((

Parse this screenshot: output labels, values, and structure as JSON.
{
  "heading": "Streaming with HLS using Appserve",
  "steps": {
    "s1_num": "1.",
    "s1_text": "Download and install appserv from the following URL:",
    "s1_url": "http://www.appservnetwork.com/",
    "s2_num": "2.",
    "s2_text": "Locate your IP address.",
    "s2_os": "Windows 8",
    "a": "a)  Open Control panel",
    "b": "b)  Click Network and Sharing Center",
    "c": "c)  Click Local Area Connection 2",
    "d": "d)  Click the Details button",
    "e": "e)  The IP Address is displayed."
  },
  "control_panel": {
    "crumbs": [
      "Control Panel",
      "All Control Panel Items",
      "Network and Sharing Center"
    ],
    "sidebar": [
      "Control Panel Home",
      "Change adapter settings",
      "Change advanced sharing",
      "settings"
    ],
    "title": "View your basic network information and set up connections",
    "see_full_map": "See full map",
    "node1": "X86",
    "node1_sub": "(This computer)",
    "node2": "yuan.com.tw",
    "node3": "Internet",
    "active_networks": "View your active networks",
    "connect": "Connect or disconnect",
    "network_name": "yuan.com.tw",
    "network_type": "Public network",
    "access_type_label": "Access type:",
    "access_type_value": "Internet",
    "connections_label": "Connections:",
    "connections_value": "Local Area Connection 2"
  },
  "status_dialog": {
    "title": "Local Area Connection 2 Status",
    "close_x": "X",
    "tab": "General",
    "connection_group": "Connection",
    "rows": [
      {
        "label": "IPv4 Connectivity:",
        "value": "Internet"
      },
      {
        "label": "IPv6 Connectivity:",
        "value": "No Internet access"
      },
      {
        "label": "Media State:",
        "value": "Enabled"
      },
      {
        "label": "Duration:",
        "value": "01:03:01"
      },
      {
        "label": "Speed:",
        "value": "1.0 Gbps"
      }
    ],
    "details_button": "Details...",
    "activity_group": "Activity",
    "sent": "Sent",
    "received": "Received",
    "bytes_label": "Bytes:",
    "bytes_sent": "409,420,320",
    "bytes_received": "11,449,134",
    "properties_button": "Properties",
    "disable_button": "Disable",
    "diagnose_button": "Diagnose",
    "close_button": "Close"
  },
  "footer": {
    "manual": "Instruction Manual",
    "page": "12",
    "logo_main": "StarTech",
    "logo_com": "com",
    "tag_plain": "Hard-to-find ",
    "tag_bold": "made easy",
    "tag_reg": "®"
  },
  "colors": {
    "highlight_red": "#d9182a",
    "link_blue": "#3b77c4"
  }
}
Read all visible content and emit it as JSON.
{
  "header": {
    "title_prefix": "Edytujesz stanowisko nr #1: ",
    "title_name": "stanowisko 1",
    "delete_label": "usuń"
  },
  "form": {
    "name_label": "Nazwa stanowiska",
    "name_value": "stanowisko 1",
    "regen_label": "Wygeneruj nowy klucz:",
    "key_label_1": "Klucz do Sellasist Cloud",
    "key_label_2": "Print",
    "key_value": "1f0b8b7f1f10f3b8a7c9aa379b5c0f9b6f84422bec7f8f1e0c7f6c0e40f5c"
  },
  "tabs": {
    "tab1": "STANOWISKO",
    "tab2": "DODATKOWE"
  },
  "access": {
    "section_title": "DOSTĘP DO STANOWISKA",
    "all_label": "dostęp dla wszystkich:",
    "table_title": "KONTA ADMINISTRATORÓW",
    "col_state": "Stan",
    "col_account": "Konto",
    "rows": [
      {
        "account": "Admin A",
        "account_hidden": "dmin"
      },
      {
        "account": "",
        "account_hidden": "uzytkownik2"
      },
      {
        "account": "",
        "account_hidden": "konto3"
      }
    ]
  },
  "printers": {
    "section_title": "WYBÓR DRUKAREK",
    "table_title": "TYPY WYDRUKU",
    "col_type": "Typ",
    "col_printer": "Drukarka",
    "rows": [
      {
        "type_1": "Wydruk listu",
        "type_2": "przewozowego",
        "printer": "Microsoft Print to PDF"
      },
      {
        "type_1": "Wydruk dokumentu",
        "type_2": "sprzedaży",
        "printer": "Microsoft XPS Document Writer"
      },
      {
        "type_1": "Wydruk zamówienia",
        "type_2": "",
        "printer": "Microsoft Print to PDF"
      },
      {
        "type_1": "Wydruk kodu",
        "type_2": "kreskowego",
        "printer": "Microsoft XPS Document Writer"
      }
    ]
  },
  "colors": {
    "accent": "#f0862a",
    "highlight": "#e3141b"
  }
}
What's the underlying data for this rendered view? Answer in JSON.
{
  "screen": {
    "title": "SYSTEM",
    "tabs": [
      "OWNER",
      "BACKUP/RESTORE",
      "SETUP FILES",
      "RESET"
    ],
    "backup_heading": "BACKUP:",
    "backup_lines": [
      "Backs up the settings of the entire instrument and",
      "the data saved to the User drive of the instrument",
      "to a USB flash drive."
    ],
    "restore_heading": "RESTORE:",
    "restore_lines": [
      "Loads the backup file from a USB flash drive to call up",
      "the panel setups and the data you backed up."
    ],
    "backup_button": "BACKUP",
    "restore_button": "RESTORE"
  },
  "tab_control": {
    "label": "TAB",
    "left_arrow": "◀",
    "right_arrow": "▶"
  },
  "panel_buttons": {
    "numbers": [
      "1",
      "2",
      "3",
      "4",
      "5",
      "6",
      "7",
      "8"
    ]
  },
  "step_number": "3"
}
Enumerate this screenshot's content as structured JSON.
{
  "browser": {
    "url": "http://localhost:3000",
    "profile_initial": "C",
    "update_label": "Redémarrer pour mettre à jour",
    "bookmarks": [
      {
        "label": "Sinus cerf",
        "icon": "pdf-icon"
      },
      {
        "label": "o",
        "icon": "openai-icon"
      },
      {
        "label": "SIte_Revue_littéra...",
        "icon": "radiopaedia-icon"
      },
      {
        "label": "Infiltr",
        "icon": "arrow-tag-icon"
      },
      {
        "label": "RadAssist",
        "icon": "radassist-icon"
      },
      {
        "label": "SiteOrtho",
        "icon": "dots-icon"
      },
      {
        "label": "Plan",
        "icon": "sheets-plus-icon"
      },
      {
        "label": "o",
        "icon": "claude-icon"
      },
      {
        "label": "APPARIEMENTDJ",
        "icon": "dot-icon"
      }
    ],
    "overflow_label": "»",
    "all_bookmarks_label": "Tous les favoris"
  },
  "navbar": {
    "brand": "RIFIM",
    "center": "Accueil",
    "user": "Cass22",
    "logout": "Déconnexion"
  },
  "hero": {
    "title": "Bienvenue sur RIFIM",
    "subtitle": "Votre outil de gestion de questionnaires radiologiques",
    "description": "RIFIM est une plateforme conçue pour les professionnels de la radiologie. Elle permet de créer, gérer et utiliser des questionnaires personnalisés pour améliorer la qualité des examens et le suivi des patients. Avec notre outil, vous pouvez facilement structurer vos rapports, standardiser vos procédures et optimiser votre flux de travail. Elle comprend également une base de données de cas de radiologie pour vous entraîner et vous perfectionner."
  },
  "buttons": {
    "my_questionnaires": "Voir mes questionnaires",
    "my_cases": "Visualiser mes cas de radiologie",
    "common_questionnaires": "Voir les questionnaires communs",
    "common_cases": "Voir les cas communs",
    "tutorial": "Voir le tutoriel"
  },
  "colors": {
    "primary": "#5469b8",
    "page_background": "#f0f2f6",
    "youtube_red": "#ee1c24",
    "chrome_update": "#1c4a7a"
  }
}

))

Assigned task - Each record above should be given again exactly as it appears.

Answer for the task -
Parse this screenshot: output labels, values, and structure as JSON.
{
  "heading": "Streaming with HLS using Appserve",
  "steps": {
    "s1_num": "1.",
    "s1_text": "Download and install appserv from the following URL:",
    "s1_url": "http://www.appservnetwork.com/",
    "s2_num": "2.",
    "s2_text": "Locate your IP address.",
    "s2_os": "Windows 8",
    "a": "a)  Open Control panel",
    "b": "b)  Click Network and Sharing Center",
    "c": "c)  Click Local Area Connection 2",
    "d": "d)  Click the Details button",
    "e": "e)  The IP Address is displayed."
  },
  "control_panel": {
    "crumbs": [
      "Control Panel",
      "All Control Panel Items",
      "Network and Sharing Center"
    ],
    "sidebar": [
      "Control Panel Home",
      "Change adapter settings",
      "Change advanced sharing",
      "settings"
    ],
    "title": "View your basic network information and set up connections",
    "see_full_map": "See full map",
    "node1": "X86",
    "node1_sub": "(This computer)",
    "node2": "yuan.com.tw",
    "node3": "Internet",
    "active_networks": "View your active networks",
    "connect": "Connect or disconnect",
    "network_name": "yuan.com.tw",
    "network_type": "Public network",
    "access_type_label": "Access type:",
    "access_type_value": "Internet",
    "connections_label": "Connections:",
    "connections_value": "Local Area Connection 2"
  },
  "status_dialog": {
    "title": "Local Area Connection 2 Status",
    "close_x": "X",
    "tab": "General",
    "connection_group": "Connection",
    "rows": [
      {
        "label": "IPv4 Connectivity:",
        "value": "Internet"
      },
      {
        "label": "IPv6 Connectivity:",
        "value": "No Internet access"
      },
      {
        "label": "Media State:",
        "value": "Enabled"
      },
      {
        "label": "Duration:",
        "value": "01:03:01"
      },
      {
        "label": "Speed:",
        "value": "1.0 Gbps"
      }
    ],
    "details_button": "Details...",
    "activity_group": "Activity",
    "sent": "Sent",
    "received": "Received",
    "bytes_label": "Bytes:",
    "bytes_sent": "409,420,320",
    "bytes_received": "11,449,134",
    "properties_button": "Properties",
    "disable_button": "Disable",
    "diagnose_button": "Diagnose",
    "close_button": "Close"
  },
  "footer": {
    "manual": "Instruction Manual",
    "page": "12",
    "logo_main": "StarTech",
    "logo_com": "com",
    "tag_plain": "Hard-to-find ",
    "tag_bold": "made easy",
    "tag_reg": "®"
  },
  "colors": {
    "highlight_red": "#d9182a",
    "link_blue": "#3b77c4"
  }
}
Read all visible content and emit it as JSON.
{
  "header": {
    "title_prefix": "Edytujesz stanowisko nr #1: ",
    "title_name": "stanowisko 1",
    "delete_label": "usuń"
  },
  "form": {
    "name_label": "Nazwa stanowiska",
    "name_value": "stanowisko 1",
    "regen_label": "Wygeneruj nowy klucz:",
    "key_label_1": "Klucz do Sellasist Cloud",
    "key_label_2": "Print",
    "key_value": "1f0b8b7f1f10f3b8a7c9aa379b5c0f9b6f84422bec7f8f1e0c7f6c0e40f5c"
  },
  "tabs": {
    "tab1": "STANOWISKO",
    "tab2": "DODATKOWE"
  },
  "access": {
    "section_title": "DOSTĘP DO STANOWISKA",
    "all_label": "dostęp dla wszystkich:",
    "table_title": "KONTA ADMINISTRATORÓW",
    "col_state": "Stan",
    "col_account": "Konto",
    "rows": [
      {
        "account": "Admin A",
        "account_hidden": "dmin"
      },
      {
        "account": "",
        "account_hidden": "uzytkownik2"
      },
      {
        "account": "",
        "account_hidden": "konto3"
      }
    ]
  },
  "printers": {
    "section_title": "WYBÓR DRUKAREK",
    "table_title": "TYPY WYDRUKU",
    "col_type": "Typ",
    "col_printer": "Drukarka",
    "rows": [
      {
        "type_1": "Wydruk listu",
        "type_2": "przewozowego",
        "printer": "Microsoft Print to PDF"
      },
      {
        "type_1": "Wydruk dokumentu",
        "type_2": "sprzedaży",
        "printer": "Microsoft XPS Document Writer"
      },
      {
        "type_1": "Wydruk zamówienia",
        "type_2": "",
        "printer": "Microsoft Print to PDF"
      },
      {
        "type_1": "Wydruk kodu",
        "type_2": "kreskowego",
        "printer": "Microsoft XPS Document Writer"
      }
    ]
  },
  "colors": {
    "accent": "#f0862a",
    "highlight": "#e3141b"
  }
}
What's the underlying data for this rendered view? Answer in JSON.
{
  "screen": {
    "title": "SYSTEM",
    "tabs": [
      "OWNER",
      "BACKUP/RESTORE",
      "SETUP FILES",
      "RESET"
    ],
    "backup_heading": "BACKUP:",
    "backup_lines": [
      "Backs up the settings of the entire instrument and",
      "the data saved to the User drive of the instrument",
      "to a USB flash drive."
    ],
    "restore_heading": "RESTORE:",
    "restore_lines": [
      "Loads the backup file from a USB flash drive to call up",
      "the panel setups and the data you backed up."
    ],
    "backup_button": "BACKUP",
    "restore_button": "RESTORE"
  },
  "tab_control": {
    "label": "TAB",
    "left_arrow": "◀",
    "right_arrow": "▶"
  },
  "panel_buttons": {
    "numbers": [
      "1",
      "2",
      "3",
      "4",
      "5",
      "6",
      "7",
      "8"
    ]
  },
  "step_number": "3"
}
Enumerate this screenshot's content as structured JSON.
{
  "browser": {
    "url": "http://localhost:3000",
    "profile_initial": "C",
    "update_label": "Redémarrer pour mettre à jour",
    "bookmarks": [
      {
        "label": "Sinus cerf",
        "icon": "pdf-icon"
      },
      {
        "label": "o",
        "icon": "openai-icon"
      },
      {
        "label": "SIte_Revue_littéra...",
        "icon": "radiopaedia-icon"
      },
      {
        "label": "Infiltr",
        "icon": "arrow-tag-icon"
      },
      {
        "label": "RadAssist",
        "icon": "radassist-icon"
      },
      {
        "label": "SiteOrtho",
        "icon": "dots-icon"
      },
      {
        "label": "Plan",
        "icon": "sheets-plus-icon"
      },
      {
        "label": "o",
        "icon": "claude-icon"
      },
      {
        "label": "APPARIEMENTDJ",
        "icon": "dot-icon"
      }
    ],
    "overflow_label": "»",
    "all_bookmarks_label": "Tous les favoris"
  },
  "navbar": {
    "brand": "RIFIM",
    "center": "Accueil",
    "user": "Cass22",
    "logout": "Déconnexion"
  },
  "hero": {
    "title": "Bienvenue sur RIFIM",
    "subtitle": "Votre outil de gestion de questionnaires radiologiques",
    "description": "RIFIM est une plateforme conçue pour les professionnels de la radiologie. Elle permet de créer, gérer et utiliser des questionnaires personnalisés pour améliorer la qualité des examens et le suivi des patients. Avec notre outil, vous pouvez facilement structurer vos rapports, standardiser vos procédures et optimiser votre flux de travail. Elle comprend également une base de données de cas de radiologie pour vous entraîner et vous perfectionner."
  },
  "buttons": {
    "my_questionnaires": "Voir mes questionnaires",
    "my_cases": "Visualiser mes cas de radiologie",
    "common_questionnaires": "Voir les questionnaires communs",
    "common_cases": "Voir les cas communs",
    "tutorial": "Voir le tutoriel"
  },
  "colors": {
    "primary": "#5469b8",
    "page_background": "#f0f2f6",
    "youtube_red": "#ee1c24",
    "chrome_update": "#1c4a7a"
  }
}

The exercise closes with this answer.